The task: In the listing below, look for "power" and copy every line that has it.

Supplied information:
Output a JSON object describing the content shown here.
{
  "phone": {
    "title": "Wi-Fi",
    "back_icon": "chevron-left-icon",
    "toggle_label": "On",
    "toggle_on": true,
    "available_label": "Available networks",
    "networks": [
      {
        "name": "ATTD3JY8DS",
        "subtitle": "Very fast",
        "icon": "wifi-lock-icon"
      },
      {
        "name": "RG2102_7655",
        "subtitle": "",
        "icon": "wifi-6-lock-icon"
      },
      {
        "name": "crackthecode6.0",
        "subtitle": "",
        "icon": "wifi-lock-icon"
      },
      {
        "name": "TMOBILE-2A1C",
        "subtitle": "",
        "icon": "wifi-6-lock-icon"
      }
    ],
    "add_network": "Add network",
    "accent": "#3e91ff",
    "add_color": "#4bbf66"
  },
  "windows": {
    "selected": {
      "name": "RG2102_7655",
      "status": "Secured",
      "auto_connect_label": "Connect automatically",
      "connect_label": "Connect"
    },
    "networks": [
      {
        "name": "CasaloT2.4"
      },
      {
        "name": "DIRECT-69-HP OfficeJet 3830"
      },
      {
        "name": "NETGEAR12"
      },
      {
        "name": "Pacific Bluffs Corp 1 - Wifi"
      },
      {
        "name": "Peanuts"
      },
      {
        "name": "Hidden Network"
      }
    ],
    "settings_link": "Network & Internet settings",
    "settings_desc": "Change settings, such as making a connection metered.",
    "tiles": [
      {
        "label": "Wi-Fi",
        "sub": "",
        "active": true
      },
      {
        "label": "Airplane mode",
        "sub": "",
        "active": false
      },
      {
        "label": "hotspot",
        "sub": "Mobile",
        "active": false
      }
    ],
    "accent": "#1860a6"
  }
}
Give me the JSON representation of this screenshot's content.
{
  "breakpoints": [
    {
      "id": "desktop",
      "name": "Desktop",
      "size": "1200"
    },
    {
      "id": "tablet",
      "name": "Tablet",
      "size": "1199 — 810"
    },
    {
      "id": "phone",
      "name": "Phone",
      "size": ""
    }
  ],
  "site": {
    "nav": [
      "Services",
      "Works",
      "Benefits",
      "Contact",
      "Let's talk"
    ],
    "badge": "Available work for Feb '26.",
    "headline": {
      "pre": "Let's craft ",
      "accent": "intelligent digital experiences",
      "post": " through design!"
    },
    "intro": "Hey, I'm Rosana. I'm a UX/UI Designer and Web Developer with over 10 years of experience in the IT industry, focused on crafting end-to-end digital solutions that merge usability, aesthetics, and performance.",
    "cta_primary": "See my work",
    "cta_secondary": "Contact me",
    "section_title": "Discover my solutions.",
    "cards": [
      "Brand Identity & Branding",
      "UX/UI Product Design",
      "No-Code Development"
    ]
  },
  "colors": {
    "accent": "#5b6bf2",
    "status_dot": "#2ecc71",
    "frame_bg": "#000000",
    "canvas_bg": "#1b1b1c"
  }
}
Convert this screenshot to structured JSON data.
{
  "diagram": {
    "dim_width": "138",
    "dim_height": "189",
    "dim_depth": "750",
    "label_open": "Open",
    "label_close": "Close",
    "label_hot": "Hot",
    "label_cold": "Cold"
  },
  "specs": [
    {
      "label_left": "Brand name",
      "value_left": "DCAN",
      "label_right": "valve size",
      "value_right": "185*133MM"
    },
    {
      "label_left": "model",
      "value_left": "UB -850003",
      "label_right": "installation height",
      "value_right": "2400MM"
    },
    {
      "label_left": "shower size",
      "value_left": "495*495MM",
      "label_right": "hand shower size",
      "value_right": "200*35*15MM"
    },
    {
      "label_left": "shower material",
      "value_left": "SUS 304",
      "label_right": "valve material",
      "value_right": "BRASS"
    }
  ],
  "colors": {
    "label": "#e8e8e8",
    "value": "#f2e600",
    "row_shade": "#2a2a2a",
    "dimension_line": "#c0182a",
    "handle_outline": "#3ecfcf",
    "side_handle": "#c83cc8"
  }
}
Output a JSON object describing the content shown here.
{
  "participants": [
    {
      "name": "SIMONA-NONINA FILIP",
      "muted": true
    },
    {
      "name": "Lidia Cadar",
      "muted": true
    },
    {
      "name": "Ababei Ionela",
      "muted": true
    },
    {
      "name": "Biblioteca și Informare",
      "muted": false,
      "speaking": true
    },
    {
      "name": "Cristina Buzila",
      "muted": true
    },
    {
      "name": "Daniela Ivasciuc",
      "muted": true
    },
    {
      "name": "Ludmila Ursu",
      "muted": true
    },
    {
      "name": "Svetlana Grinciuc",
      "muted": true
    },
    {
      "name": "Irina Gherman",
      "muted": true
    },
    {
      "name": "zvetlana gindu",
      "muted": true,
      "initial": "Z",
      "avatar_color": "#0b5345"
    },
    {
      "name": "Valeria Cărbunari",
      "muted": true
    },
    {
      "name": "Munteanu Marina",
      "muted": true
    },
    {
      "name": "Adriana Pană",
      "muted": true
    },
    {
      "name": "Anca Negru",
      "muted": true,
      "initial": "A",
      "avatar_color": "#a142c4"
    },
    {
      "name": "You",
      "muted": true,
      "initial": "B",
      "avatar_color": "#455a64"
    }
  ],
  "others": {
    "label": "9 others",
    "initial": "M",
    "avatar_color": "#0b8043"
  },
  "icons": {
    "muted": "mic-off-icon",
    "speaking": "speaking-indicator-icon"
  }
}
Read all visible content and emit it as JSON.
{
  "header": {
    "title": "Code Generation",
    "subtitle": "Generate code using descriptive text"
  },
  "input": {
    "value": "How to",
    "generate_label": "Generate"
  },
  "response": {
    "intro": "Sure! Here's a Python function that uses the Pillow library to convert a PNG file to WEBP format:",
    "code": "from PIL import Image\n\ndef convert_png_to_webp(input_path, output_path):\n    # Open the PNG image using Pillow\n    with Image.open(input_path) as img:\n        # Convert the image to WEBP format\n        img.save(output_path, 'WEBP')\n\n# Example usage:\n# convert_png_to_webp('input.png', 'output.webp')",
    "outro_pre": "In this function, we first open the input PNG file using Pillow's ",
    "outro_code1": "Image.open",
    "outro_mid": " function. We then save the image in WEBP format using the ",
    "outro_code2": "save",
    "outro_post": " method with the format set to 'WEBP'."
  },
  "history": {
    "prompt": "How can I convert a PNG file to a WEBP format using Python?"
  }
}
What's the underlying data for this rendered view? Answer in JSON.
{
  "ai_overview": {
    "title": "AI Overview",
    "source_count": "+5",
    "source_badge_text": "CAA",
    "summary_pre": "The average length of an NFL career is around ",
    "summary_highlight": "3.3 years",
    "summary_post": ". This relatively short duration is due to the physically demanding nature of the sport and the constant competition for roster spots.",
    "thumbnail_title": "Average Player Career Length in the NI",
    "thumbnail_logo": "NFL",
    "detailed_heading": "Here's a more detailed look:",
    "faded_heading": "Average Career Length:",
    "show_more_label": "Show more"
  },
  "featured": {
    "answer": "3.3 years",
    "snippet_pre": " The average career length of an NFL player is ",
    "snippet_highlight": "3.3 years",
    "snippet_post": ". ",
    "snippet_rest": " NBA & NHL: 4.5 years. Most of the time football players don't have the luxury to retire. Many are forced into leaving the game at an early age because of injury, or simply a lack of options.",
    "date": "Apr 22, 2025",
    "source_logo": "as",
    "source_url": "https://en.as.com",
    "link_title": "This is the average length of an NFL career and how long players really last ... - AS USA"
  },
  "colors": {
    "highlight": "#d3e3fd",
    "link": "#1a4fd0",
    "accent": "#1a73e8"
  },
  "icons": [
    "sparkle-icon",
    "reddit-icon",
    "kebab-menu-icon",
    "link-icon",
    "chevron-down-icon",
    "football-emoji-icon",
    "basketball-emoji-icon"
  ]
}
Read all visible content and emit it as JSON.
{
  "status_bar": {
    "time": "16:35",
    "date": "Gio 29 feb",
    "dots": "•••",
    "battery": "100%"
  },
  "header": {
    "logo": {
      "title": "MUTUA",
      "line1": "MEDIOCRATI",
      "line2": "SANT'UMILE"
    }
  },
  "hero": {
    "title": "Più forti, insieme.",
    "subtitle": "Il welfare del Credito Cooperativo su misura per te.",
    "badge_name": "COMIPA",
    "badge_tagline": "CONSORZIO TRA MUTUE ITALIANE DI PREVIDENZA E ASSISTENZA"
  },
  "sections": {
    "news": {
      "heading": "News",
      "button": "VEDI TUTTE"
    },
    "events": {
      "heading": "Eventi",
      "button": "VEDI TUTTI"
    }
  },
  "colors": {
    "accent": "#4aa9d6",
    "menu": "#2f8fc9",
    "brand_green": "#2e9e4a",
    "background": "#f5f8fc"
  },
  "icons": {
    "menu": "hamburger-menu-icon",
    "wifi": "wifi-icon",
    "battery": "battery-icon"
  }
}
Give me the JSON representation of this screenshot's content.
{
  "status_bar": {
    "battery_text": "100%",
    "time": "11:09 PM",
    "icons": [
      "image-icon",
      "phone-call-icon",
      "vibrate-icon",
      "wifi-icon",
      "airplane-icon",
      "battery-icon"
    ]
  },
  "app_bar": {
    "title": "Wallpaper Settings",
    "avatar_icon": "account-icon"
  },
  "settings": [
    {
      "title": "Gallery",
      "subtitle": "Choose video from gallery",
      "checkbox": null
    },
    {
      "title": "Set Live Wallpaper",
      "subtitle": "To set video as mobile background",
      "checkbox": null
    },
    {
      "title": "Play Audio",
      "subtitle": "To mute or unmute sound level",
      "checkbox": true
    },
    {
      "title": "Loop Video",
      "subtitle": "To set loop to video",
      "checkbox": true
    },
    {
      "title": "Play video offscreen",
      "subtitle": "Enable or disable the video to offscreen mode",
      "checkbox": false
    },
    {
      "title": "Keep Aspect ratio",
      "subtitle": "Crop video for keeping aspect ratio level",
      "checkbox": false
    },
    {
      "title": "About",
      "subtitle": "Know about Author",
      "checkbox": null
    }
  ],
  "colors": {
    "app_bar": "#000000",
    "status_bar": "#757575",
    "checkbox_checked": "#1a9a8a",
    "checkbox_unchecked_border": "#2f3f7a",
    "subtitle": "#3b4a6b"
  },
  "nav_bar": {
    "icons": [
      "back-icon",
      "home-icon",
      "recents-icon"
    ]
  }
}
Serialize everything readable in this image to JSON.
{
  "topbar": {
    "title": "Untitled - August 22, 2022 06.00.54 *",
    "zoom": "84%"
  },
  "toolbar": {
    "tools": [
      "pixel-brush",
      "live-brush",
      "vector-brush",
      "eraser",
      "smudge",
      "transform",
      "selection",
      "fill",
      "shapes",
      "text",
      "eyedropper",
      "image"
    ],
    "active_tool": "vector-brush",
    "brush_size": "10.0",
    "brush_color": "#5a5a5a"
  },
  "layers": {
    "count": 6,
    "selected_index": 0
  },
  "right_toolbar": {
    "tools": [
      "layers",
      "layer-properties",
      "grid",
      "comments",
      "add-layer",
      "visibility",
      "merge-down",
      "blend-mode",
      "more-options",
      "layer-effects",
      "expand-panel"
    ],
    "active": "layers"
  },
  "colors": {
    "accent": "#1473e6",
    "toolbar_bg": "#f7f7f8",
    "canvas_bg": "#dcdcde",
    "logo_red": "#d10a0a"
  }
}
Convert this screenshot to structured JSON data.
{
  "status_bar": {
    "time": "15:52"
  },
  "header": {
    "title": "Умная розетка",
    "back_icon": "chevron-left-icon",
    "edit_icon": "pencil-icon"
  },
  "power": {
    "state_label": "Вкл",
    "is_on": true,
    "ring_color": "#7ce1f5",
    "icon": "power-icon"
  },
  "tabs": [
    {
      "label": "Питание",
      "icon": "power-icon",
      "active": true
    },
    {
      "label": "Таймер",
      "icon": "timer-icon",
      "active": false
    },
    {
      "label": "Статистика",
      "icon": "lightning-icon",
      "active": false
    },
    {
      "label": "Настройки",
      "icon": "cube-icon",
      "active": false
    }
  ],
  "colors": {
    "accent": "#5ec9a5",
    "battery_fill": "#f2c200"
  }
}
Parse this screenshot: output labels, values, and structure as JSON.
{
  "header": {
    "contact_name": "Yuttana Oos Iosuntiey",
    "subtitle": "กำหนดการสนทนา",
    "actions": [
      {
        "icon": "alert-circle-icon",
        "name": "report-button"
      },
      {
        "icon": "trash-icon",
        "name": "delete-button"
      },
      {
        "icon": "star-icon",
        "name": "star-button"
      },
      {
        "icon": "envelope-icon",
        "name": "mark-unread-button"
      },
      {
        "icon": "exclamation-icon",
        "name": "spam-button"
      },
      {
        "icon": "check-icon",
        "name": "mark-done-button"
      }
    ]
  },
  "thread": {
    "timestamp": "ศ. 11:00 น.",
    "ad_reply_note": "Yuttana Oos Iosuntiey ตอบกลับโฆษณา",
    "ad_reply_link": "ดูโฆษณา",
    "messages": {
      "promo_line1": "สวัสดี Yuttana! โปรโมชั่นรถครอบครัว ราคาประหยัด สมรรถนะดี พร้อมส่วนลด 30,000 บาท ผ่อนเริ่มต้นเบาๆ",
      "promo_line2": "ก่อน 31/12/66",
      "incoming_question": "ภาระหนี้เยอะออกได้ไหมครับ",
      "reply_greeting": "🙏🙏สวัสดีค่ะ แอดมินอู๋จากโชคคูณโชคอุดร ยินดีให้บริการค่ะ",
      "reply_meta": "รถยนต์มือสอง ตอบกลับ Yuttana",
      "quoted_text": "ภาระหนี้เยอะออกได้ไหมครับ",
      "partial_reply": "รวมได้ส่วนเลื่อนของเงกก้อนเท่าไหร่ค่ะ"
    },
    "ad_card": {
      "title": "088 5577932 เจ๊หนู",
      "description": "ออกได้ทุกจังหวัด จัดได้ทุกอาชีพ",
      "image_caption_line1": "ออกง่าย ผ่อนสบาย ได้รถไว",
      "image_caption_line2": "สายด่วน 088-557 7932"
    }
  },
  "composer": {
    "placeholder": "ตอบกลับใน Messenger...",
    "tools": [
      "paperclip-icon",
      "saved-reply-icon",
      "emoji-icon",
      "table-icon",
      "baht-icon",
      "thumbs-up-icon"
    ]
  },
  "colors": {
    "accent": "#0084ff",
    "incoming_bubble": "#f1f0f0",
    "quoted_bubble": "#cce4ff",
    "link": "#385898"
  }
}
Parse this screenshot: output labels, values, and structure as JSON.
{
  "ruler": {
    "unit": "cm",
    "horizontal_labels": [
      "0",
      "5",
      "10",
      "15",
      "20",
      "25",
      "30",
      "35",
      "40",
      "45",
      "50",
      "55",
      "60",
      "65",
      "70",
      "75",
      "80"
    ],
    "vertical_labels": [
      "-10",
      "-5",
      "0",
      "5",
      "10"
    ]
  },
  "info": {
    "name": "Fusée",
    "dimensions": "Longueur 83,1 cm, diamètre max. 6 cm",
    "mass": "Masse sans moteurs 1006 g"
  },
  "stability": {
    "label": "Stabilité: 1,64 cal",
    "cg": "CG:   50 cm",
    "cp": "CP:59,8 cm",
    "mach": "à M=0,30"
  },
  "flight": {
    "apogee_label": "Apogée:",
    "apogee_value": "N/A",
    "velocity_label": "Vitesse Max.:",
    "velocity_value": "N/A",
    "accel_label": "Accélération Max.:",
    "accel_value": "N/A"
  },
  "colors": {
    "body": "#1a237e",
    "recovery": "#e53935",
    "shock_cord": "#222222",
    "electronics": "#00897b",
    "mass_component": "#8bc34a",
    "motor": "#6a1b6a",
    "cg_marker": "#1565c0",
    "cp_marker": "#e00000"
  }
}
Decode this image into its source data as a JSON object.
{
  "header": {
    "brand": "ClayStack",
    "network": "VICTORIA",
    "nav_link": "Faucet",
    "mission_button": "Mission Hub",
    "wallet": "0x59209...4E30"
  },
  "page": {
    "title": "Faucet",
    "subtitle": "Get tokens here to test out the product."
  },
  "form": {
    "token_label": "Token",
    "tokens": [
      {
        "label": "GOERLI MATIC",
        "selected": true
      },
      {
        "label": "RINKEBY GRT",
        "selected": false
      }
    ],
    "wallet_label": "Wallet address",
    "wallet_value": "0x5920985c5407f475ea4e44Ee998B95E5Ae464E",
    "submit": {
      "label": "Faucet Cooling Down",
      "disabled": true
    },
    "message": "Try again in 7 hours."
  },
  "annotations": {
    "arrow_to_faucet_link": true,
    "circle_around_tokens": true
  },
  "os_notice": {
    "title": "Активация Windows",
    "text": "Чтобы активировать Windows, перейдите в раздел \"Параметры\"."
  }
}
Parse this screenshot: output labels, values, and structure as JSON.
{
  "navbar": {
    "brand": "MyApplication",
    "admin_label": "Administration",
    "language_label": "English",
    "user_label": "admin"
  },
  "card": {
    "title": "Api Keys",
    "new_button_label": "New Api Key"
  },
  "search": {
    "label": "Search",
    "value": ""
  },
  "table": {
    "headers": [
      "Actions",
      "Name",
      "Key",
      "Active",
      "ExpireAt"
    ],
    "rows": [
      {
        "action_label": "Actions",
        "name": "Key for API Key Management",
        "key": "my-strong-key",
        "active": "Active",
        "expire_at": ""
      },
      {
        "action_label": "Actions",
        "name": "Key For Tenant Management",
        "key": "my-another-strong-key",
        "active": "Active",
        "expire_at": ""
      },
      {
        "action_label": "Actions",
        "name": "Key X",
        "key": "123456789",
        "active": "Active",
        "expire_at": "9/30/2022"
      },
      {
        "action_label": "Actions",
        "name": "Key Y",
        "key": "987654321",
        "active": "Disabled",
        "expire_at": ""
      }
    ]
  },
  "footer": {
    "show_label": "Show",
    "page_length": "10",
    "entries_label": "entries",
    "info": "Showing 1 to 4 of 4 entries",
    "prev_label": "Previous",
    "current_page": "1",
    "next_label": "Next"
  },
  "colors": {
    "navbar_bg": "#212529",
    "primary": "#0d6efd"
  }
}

Response to the task:
  "power": {
    "icon": "power-icon"
      "icon": "power-icon",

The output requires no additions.